Wednesday, September 22, 2010

Chuckle of the Day: Metaphysics

Recently posted on another forum:
Stephen Hawking, one of the most recognized authorities in physics, recently advanced the illogical and nonsensical argument that universes can create themselves out of nothing. Fortunately, Robert Spitzer and a number of other experts in the field of metaphysics refuted his egregious error.
Note that an expert in metaphysics corrected good professor Hawking.

How does one respond? Ah, yes: with Carl Sagan, from The Demon Haunted World:
At a dinner many decades ago, the physicist Robert W. Wood was asked to respond to the toast, "To physics and metaphysics." By "metaphysics," people then meant something like philosophy, or truths you could recognize just by thinking about them. They could also have included pseudoscience.

Wood answered along these lines: The physicist has an idea. The more he thinks it through, the more sense it seems to make. He consults the scientific literature. The more he reads, the more promising the idea becomes.

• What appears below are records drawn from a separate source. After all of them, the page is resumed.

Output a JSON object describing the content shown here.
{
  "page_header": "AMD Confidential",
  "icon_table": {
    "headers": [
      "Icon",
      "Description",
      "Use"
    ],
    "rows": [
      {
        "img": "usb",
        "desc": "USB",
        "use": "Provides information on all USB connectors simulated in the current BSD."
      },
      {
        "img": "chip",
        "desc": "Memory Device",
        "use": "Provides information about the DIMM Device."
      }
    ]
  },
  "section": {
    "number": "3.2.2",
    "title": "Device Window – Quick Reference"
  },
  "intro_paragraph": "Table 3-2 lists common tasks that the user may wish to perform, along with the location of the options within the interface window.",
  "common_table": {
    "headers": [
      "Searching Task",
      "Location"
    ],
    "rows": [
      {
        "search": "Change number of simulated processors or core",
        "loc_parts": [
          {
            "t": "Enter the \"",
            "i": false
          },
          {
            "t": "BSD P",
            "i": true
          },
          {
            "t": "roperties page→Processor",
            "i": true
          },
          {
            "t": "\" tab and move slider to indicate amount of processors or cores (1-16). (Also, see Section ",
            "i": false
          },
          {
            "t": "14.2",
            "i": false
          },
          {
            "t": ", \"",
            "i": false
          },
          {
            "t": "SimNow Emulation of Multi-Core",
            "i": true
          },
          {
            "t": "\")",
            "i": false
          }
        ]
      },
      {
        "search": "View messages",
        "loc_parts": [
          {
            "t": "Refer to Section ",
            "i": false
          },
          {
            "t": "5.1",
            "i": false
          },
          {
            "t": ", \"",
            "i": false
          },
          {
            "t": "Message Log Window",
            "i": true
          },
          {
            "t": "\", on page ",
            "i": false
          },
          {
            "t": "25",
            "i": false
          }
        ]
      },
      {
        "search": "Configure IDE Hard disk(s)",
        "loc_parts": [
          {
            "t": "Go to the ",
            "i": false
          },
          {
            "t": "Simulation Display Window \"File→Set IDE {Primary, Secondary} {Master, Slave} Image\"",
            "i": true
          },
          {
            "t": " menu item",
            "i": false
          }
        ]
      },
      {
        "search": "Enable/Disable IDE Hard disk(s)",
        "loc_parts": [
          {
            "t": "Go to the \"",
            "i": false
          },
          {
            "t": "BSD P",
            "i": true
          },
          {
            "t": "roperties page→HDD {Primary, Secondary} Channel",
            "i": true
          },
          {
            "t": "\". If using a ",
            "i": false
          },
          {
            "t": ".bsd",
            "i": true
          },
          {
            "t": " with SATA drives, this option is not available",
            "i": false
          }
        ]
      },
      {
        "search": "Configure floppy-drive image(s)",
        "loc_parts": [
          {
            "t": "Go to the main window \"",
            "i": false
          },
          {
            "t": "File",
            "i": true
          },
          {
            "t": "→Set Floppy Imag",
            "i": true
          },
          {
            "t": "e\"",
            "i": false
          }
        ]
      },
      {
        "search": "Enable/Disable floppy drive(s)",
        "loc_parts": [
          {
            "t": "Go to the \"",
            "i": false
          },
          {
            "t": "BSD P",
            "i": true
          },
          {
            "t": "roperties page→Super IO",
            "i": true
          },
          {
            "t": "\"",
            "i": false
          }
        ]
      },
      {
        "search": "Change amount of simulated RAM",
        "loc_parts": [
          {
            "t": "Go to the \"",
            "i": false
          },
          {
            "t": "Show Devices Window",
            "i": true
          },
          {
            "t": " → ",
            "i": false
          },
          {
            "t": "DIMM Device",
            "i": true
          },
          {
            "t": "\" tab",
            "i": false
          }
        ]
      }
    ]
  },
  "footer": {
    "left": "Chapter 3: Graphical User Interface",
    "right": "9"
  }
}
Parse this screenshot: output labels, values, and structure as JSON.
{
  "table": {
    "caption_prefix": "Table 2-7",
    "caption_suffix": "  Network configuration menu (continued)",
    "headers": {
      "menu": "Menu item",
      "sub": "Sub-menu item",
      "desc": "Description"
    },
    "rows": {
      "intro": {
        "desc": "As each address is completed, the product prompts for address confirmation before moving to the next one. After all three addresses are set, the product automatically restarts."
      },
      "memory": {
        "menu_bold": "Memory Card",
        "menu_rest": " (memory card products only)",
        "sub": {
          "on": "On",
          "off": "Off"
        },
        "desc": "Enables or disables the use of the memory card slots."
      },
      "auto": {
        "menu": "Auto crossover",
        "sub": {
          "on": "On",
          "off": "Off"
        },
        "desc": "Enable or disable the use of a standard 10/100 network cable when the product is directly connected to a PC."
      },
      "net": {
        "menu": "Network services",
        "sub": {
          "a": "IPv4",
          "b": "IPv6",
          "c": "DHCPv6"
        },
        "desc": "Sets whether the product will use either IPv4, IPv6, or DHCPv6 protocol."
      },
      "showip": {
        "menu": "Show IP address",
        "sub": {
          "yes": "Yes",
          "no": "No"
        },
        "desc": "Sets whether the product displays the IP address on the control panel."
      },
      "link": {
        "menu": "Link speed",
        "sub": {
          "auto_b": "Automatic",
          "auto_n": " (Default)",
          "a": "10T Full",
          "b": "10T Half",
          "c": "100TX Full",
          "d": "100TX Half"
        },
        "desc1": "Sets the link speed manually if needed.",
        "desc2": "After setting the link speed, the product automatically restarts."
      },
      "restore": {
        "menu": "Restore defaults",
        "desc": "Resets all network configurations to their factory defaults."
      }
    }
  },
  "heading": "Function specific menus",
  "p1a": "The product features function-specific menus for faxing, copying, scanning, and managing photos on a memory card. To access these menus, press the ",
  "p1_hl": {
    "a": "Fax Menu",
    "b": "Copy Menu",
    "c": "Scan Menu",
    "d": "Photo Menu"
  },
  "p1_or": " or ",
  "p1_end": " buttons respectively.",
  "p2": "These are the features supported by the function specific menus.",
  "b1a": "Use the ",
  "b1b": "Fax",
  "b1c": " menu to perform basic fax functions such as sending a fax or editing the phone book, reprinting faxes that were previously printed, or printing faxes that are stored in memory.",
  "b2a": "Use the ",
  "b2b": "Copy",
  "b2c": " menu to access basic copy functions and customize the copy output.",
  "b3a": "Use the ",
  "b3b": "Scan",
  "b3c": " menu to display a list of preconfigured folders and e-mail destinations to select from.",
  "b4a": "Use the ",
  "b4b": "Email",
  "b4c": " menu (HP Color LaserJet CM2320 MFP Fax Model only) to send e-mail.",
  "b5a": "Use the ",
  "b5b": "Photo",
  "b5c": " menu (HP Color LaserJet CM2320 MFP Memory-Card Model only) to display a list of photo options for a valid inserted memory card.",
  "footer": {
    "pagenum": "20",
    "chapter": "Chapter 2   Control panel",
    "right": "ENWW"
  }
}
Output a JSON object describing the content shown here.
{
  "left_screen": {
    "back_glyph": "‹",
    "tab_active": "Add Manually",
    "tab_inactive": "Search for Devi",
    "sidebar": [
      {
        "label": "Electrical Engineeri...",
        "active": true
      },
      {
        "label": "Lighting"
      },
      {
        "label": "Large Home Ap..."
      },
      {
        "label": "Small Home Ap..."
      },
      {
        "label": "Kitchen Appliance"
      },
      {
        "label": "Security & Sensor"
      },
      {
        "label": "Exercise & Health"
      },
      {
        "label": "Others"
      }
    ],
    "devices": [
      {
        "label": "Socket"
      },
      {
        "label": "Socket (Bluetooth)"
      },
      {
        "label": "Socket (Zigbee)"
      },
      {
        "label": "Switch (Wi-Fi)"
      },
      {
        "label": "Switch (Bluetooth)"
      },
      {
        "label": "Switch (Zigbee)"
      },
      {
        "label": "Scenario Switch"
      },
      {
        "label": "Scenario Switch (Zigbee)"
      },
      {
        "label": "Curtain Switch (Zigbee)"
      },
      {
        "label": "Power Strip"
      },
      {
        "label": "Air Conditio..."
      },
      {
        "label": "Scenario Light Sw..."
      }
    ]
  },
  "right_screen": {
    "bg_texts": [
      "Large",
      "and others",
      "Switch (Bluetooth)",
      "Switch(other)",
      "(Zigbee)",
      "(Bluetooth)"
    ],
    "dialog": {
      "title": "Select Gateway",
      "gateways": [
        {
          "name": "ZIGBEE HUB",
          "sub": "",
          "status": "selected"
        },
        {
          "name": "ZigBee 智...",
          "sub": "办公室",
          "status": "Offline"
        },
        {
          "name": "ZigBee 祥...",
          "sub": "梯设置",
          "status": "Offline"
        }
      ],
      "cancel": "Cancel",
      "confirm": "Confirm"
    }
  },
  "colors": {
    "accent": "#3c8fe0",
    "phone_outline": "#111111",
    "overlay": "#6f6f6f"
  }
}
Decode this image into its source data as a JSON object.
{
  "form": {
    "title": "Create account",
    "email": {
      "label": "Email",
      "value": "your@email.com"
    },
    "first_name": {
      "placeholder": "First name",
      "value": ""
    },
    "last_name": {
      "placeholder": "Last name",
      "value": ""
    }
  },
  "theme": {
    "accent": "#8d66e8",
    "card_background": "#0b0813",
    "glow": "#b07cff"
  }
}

Thus prepared, he goes to the laboratory and devises an experiment to test it. The experiment is painstaking. Many
possibilities are checked. The accuracy of measurement is refined, the error bars reduced. He lets the chips fall where they may. He is devoted only to what the experiment teaches. At the end of all this work, through careful experimentation, the idea is found to be worthless. So the physicist discards it, frees his mind from the clutter of error, and moves on to something else.

The difference between physics and metaphysics, Wood concluded as he raised his glass high, is not that the practitioners of one are smarter than the practitioners of the other. The difference is that the metaphysicist has no laboratory.


  1. Can you even articulate the cosmological argument?

  2. Why, yes I can. Do you have a particular version that you like?

    Any reason you seem to think I'm inarticulate and/or stupid? Or are you a wounded fan of metaphysics?

  3. Incidentally, thinking about the cosmological argument(s) against that quote by Sagan. A cosmological argument is the kind of idea that can today only be advocated by one who works without a laboratory.

  4. OK explain how the cosmological argument tackles the issue of infinite regress.

  5. Maybe you are new to blogs generally. If you have an argument to make, I suggest you make it. I'm happy to discuss it with you.

    I've talked about various forms of cosmological argument before. Do a search, you'll find my opinions and understandings easy enough.

    But I won't play your silly quiz game. If you're looking for an opportunity to say "I'm smarter than you are, nyah, nyah," then you might start by making a clear assertion and backing it up with strong evidence, preferably something with empirical grounding.

    So, ante up.

    And as a teaser: Is that really the question you want to ask, the cosmological argument "tackling" the issue of infinite regress? Really?

    I hope you're better than your question.

  6. >> And as a teaser: Is that really the question you want to ask, the cosmological argument "tackling" the issue of infinite regress? Really?

    Poor Glenn Beck imitation.

    And you clearly don't understand the cosmological argument. Yet you proceed to make fun of it.

    You may wanna take a course on metaphysics.

    I also bet that if I ask you to articulate the ontological argument you will not be able to.

  7. Poor little troll.

    Again, you need to understand how blogs work.

    If--and at this point, it's a big if--you have an argument to make, then stop sniveling and make it already.

    I have no patience for poseurs like you. Either make a case and defend it or I'll simply delete your childish "challenges" that can be met if you only take the time to search my site.

  8. Right I see how you pick the weakest articulated Cosmological Argument (Kalam) to dump on. Let's see if you can articulate how Aquinas' Cosmological Argument handles the issue of infinite regress.

    Here's the part where you get all defensive and we go back and forth a few posts, and then I articulate it for you, and then, you go "yeah I knew that all along."

    You basically seem to have committed the same fallacy as a man of religion thinking he's an expert in science in the vice versa.

  9. No, SJ, here's the part where I get the last word.

    If you actually had an argument, you would have made it. Perhaps we both would have learned something.

    But you prefer trolling, and you're not particularly good at it. Obviously, you are a bitter and confused person trying to find your way.

    Good luck to you, but I will now just delete your comments.

  10. Rambam8:58 AM

    The cosmological argument has its issues, but I do not think that Hawking is really addressing it. In fact, he writes popular science books for lay people, so I am not sure why anyone cares so much. I guess it has to do with theists absurdly trying to 'claim' hawking for all these years because of some vague statements about some very nontheistic God a while back.

    Hawking says universes can come from nothing because of the laws of physics, but the cosmological argument would simply ask where the laws of physics came from. It is a very childish argument because it just moves the goalposts further and further.

    The story will always be the same. That which we understand suggests no God is present or necessary, and theists will keep saying God is just over the horizon.

  11. By the way, SJ reminds me of the "Jewish Philosopher," except without the charm or humor.


Feel free to comment if you have something substantial and substantiated to say.